Analysts say a quiet discontent began to surface after last year’s earthquake and tsunami-triggered crisis at the Fukushima Daiichi nuclear plant in Japan.
“What happened in Fukushima may have provided a catalyst for the local protests,” said Barun Mitra, director of the Liberty Institute, a New Delhi-based free-market economic think tank. “But the real issue is the declining credibility of our governing institutions and the past failure of the system to ensure that the people living around such big projects enjoy benefits, too.”
Just five years ago, many Indian officials championed nuclear power as a way to reduce the nation’s reliance on coal-fired plants that produce greenhouse gases, and predicted that nuclear energy could contribute as much as 15 percent of the country’s power needs by 2030, up from less than 3 percent now.
In 2008, Prime Minister Manmohan Singh signed a landmark civil nuclear agreement with the United States that was supposed to signal not only the beginning of a new strategic partnership but also pave the way for building at least 25 new reactors in two decades. India has 20 nuclear reactors, 10 of which were commissioned after 2000.
But two sites set aside for GE and Westinghouse are among the projects that are yet to take off because of local opposition and a new compensation law that deters foreign investors.

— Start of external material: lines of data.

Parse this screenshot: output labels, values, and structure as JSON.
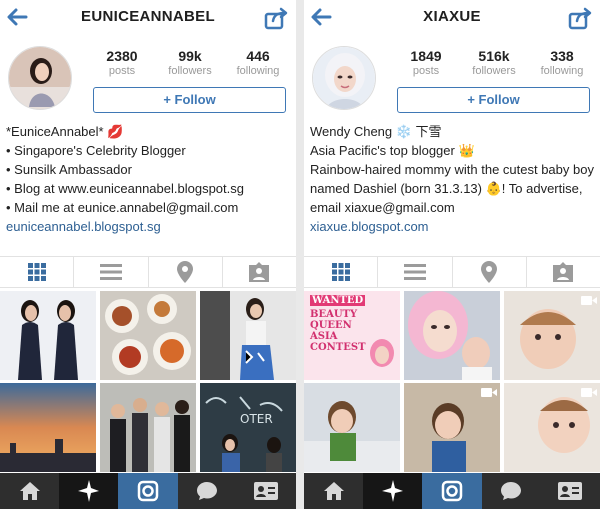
{
  "left": {
    "username": "EUNICEANNABEL",
    "stats": [
      {
        "value": "2380",
        "label": "posts"
      },
      {
        "value": "99k",
        "label": "followers"
      },
      {
        "value": "446",
        "label": "following"
      }
    ],
    "follow_label": "+ Follow",
    "bio": [
      "*EuniceAnnabel* 💋",
      "• Singapore's Celebrity Blogger",
      "• Sunsilk Ambassador",
      "• Blog at www.euniceannabel.blogspot.sg",
      "• Mail me at eunice.annabel@gmail.com"
    ],
    "link": "euniceannabel.blogspot.sg"
  },
  "right": {
    "username": "XIAXUE",
    "stats": [
      {
        "value": "1849",
        "label": "posts"
      },
      {
        "value": "516k",
        "label": "followers"
      },
      {
        "value": "338",
        "label": "following"
      }
    ],
    "follow_label": "+ Follow",
    "bio": [
      "Wendy Cheng ❄️ 下雪",
      "Asia Pacific's top blogger 👑",
      "Rainbow-haired mommy with the cutest baby boy named Dashiel (born 31.3.13) 👶! To advertise, email xiaxue@gmail.com"
    ],
    "link": "xiaxue.blogspot.com",
    "poster": {
      "wanted": "WANTED",
      "title": "BEAUTY QUEEN ASIA CONTEST"
    }
  },
  "icons": {
    "tabs": [
      "grid-icon",
      "list-icon",
      "location-pin-icon",
      "tagged-photos-icon"
    ],
    "bottom": [
      "home-icon",
      "explore-icon",
      "camera-icon",
      "activity-icon",
      "profile-icon"
    ]
  },
  "colors": {
    "accent": "#3f78b5",
    "link": "#2d5f92",
    "bottombar": "#2e2e2e",
    "bottom_active": "#3a6c9f"
  }
}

A massive power black out across much of India in late July served as a reminder of the nation’s inability to meet its soaring energy needs. Power cuts are routine, and about 400 million people are not connected to the national grid.
In August, a high court in Tamil Nadu gave the green light to the government-owned Nuclear Power Corp. of India to begin operating the plant. The country’s supreme court upheld the verdict Thursday, and nuclear scientists and engineers met in Mumbai the next day to discuss the process for beginning to load uranium fuel into the reactor.

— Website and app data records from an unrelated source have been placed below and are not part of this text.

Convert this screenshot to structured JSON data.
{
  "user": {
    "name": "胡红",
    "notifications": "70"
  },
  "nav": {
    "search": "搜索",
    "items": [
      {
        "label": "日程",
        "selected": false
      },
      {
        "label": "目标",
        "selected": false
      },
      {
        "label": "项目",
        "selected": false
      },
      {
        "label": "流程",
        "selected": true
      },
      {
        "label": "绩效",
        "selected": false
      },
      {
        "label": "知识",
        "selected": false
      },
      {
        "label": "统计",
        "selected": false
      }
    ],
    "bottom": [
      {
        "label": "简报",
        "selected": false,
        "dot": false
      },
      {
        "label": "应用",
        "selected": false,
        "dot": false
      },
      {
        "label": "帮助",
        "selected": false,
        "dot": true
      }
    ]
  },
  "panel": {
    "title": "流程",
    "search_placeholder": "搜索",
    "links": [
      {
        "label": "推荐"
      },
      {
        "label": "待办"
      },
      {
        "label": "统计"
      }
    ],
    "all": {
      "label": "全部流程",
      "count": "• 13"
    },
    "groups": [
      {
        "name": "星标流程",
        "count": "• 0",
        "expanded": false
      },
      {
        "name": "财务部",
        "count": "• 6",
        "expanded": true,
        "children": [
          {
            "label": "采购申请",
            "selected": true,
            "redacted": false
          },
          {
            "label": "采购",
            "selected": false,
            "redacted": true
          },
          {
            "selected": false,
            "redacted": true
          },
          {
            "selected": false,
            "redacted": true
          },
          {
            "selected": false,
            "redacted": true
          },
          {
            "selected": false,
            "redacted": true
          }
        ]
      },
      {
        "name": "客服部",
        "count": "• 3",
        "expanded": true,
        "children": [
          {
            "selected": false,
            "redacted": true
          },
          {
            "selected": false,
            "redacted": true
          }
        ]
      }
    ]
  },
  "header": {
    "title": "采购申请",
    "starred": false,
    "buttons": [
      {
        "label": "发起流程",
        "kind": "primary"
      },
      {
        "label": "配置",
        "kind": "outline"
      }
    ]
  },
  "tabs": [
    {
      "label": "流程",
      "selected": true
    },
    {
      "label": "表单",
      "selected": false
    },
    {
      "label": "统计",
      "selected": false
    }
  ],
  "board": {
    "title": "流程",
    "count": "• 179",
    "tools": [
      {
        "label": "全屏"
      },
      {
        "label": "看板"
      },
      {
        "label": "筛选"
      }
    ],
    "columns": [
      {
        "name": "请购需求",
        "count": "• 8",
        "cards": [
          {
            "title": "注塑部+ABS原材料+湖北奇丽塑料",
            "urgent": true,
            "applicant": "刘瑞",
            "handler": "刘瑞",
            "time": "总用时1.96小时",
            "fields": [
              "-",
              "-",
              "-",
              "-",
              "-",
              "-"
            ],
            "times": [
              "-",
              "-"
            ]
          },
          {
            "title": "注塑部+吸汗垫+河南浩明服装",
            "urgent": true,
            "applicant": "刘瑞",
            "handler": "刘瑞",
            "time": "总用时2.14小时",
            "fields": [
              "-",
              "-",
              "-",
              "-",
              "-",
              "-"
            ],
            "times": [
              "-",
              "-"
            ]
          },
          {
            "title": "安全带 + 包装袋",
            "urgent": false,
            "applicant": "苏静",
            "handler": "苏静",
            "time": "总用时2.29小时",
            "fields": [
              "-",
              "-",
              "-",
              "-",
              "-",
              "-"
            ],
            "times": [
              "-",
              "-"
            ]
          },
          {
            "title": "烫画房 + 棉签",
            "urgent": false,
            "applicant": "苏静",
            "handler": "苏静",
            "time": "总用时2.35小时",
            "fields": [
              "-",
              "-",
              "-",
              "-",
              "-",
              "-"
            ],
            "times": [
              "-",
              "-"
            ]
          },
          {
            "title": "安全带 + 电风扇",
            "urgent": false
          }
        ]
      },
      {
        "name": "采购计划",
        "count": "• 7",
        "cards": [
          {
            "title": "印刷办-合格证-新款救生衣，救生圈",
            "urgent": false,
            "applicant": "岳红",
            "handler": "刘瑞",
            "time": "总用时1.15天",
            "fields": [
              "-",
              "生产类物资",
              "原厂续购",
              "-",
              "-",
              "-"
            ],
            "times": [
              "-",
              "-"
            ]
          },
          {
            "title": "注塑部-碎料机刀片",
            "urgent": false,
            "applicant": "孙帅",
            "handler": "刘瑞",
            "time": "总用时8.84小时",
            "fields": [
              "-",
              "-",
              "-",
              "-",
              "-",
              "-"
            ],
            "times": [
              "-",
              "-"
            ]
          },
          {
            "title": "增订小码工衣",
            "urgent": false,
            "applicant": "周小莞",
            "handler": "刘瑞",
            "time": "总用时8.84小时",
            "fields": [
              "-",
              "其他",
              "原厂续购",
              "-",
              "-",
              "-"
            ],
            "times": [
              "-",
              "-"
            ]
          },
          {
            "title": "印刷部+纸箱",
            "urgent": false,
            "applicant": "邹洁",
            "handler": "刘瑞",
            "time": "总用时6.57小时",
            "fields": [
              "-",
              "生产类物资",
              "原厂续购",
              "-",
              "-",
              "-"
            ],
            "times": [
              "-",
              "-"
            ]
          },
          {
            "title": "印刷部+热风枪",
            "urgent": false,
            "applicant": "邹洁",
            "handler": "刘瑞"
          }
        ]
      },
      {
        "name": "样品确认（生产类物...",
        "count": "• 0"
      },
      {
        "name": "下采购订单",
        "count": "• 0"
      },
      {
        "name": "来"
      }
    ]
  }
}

“We don’t want a nuclear plant in our neighborhood because radiation will cause cancer, and our children will be born with big heads and twisted limbs,” said Rithamma Shankar, 43, who had a nose injury from the police beating.
Nuclear energy officials say the plant has enough safety measures to withstand a natural disaster.
“The design Russians provided to India was not its top model at the time the agreement was made, but India added layers of safety over and above the Russian design,” said a nuclear energy analyst in the United States speaking on the condition of anonymity because he is not authorized to talk to the media.
But when villagers demanded to see the safety report under the Right to Information law, it was not released.
In February, Singh told Science magazine that U.S.-based nongovernmental groups were helping protesters stall the opening of the reactor, and the government charged several hundred protesters with sedition this year.
Protesters say their effort is funded by donations from the community.
“This is a fight to save democracy, which is slipping away from our hands,” said S.P. Udaykumar, a teacher-turned-activist who heads the People’s Movement Against Nuclear Energy, an activist group. “The government cannot force a reactor on us against our will.”
But in a country whose energy needs are soaring, many analysts say India does not have the luxury of saying no to nuclear reactors in the way Germany has.
“The debate in India should not be of either renewables or coal, either nuclear or hydro, because for a relatively resource-poor country, India will have to do everything in an environmentally and socially sustainable manner,” said Ashish Khanna, a senior energy specialist for the World Bank in India.
Analysts say the protests will slow India’s nuclear program, but they predict that the government will ultimately have to find a way to balance the competing demands of power and protesters.
“It is politically unsustainable to ignore the growing demand for power,” said Mitra, the New Delhi-based analyst. “They know that the number of beneficiaries of power is huge compared to the small number of protesters near the nuclear plant site. The protests in the short term will delay the plants, but they will not be shut down.”